Recorded data
◆ ◆ ◆

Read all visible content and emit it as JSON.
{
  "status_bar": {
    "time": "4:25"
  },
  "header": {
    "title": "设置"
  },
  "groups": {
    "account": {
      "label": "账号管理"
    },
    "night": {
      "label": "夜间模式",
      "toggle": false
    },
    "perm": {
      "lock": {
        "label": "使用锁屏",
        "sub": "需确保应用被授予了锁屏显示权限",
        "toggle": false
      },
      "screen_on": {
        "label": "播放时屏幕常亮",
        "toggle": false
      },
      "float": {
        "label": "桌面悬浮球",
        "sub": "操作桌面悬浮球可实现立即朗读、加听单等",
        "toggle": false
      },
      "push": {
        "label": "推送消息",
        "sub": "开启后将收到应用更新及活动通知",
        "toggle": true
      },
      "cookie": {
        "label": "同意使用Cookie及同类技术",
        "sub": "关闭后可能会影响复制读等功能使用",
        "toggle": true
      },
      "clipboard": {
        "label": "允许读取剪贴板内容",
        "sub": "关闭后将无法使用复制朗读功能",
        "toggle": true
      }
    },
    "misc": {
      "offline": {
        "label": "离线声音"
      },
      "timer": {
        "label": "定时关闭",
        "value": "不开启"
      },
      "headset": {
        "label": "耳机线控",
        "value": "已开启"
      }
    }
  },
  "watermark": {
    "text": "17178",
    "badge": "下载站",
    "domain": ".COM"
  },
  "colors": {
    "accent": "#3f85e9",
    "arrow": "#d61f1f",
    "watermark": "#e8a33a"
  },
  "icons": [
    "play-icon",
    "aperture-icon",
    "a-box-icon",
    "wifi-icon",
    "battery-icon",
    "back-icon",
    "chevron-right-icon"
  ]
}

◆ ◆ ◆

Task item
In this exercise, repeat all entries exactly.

Task response
Read all visible content and emit it as JSON.
{
  "status_bar": {
    "time": "4:25"
  },
  "header": {
    "title": "设置"
  },
  "groups": {
    "account": {
      "label": "账号管理"
    },
    "night": {
      "label": "夜间模式",
      "toggle": false
    },
    "perm": {
      "lock": {
        "label": "使用锁屏",
        "sub": "需确保应用被授予了锁屏显示权限",
        "toggle": false
      },
      "screen_on": {
        "label": "播放时屏幕常亮",
        "toggle": false
      },
      "float": {
        "label": "桌面悬浮球",
        "sub": "操作桌面悬浮球可实现立即朗读、加听单等",
        "toggle": false
      },
      "push": {
        "label": "推送消息",
        "sub": "开启后将收到应用更新及活动通知",
        "toggle": true
      },
      "cookie": {
        "label": "同意使用Cookie及同类技术",
        "sub": "关闭后可能会影响复制读等功能使用",
        "toggle": true
      },
      "clipboard": {
        "label": "允许读取剪贴板内容",
        "sub": "关闭后将无法使用复制朗读功能",
        "toggle": true
      }
    },
    "misc": {
      "offline": {
        "label": "离线声音"
      },
      "timer": {
        "label": "定时关闭",
        "value": "不开启"
      },
      "headset": {
        "label": "耳机线控",
        "value": "已开启"
      }
    }
  },
  "watermark": {
    "text": "17178",
    "badge": "下载站",
    "domain": ".COM"
  },
  "colors": {
    "accent": "#3f85e9",
    "arrow": "#d61f1f",
    "watermark": "#e8a33a"
  },
  "icons": [
    "play-icon",
    "aperture-icon",
    "a-box-icon",
    "wifi-icon",
    "battery-icon",
    "back-icon",
    "chevron-right-icon"
  ]
}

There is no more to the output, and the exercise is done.